Tuesday, August 20, 2013

Top Teeth Staining Foods

Determined to keep those pearly whites their whitest?
You already know how important it is to brush and floss daily, to see a dentist periodically and to avoid smoking or chewing tobacco. You should also be mindful of certain foods and beverages that stain teeth.
As you might imagine, intensely colored foods and beverages tend to be the biggest offenders. If you’re worried about spilling on your white tablecloth, you can be sure it’s got the potential to stain teeth.  The more intense the color, the more potential there is for staining.
The color in these foods and beverages comes from chromogens, intensely pigmented molecules with an unfortunate penchant for latching on to dental enamel. But the presence of chromogens isn’t the only thing that determines the staining potential of foods and beverages.
Acidity is another factor. Acidic foods and beverages -- including some that are not brightly colored -- promote staining by eroding the dental enamel, temporarily softening teeth and making it easier for chromogens to latch on. And finally, a family of food compounds known as tannins promotes staining by further boosting chromogens’ ability to attach to enamel.
The Top Teeth-Staining Foods and Beverages

Sports drinks

Ironically, many of the foods and beverages that stain teeth are loaded with antioxidants, which, of course, have key health benefits.
 “Moderation and a balanced diet are key,” saysDr Cherukuri from her Chino, California dental practice.
In addition, consider taking steps to minimize the contact between your teeth and stain-promoting substances.  Using a straw, swallowing promptly and rinsing immediately after eating are effective, adds Dr. Cherukuri.

Tuesday, August 13, 2013

Your Child's First Visit to the Dentist

It is generally recommended that a child be seen by a dentist by the age of 1 or within 6 months after his or her first tooth comes in.

What Happens at the First Dental Visit?

The first dental visit is usually short and involves very little treatment. This visit gives your child an opportunity to meet the dentist in a non-threatening and friendly way. Some dentists may ask the parent to sit in the dental chair and hold their child during the examination. The parent may also be asked to wait in the reception area during part of the visit so that a relationship can be built between your child and your dentist.

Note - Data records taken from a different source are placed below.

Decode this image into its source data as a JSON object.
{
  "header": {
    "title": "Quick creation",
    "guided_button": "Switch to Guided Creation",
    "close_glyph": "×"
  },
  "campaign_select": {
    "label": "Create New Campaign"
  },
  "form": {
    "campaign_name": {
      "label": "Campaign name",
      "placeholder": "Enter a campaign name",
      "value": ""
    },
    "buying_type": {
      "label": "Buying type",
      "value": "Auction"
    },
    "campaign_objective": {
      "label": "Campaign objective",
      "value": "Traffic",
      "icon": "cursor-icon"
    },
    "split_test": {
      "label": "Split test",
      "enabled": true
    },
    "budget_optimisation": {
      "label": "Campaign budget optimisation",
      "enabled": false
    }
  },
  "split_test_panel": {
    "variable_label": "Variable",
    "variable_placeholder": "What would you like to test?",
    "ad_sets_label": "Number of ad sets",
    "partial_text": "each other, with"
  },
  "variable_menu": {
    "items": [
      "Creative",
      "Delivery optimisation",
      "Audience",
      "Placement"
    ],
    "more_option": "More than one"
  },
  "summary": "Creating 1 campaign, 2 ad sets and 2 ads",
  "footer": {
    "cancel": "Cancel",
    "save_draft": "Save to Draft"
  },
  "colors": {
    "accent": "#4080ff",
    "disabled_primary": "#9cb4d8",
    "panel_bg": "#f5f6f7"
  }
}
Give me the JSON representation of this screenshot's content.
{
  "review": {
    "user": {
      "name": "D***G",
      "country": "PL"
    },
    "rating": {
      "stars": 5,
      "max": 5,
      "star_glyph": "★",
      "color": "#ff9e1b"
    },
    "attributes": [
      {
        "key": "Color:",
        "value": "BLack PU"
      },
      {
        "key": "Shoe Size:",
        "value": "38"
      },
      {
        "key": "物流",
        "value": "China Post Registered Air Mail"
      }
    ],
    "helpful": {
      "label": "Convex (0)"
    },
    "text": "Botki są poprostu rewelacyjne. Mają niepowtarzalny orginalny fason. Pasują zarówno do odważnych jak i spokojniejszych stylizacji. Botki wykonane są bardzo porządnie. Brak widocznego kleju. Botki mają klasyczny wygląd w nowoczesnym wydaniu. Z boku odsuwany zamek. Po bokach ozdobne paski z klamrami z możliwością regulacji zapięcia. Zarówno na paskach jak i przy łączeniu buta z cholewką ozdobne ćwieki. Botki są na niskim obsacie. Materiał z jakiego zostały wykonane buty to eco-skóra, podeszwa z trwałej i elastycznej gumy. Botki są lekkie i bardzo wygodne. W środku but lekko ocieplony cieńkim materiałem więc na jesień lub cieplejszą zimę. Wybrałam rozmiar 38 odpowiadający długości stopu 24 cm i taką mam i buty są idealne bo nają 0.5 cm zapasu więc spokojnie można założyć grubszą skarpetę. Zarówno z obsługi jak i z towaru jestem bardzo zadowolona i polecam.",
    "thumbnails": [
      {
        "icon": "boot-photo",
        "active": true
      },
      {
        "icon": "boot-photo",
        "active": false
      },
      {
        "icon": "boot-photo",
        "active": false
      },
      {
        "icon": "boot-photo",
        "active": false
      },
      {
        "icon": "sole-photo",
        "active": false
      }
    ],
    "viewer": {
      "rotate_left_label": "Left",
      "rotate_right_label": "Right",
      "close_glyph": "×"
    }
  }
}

During the exam, your dentist will check all of your child's existing teeth for decay, examine your child's bite, and look for any potential problems with the gums, jaw, and oral tissues. If indicated, the dentist or hygienist will clean any teeth and assess the need for fluoride. He or she will also educate parents about oral health care basics for children and discuss dental developmental issues and answer any questions.

Topics your dentist may discuss with you might include:
  1. Good oral hygiene practices for your child's teeth and gums and cavity prevention
  2. Fluoride needs
  3. Oral habits (thumb sucking, tongue thrusting, lip sucking)
  4. Developmental milestones
  5. Teething
  6. Proper nutrition
  7. Schedule of dental checkups. Many dentists like to see children every 6 months to build up the child's comfort and confidence level in visiting the dentist, to monitor the development of the teeth, and promptly treat any developing problems.
Early dentist visits enhance oral and general health and boost confidence in children says Dr Cherukuri from her dental practice in Chino, California.

Friday, August 9, 2013

Shark teeth VS Human Teeth


Shark teeth are made of floride while human teeth are hydroxyapatite  Floride is a much harder material than hydroxyapatite.
Sharks have no cavities and we humans do!!  Hmm... Floride anyone!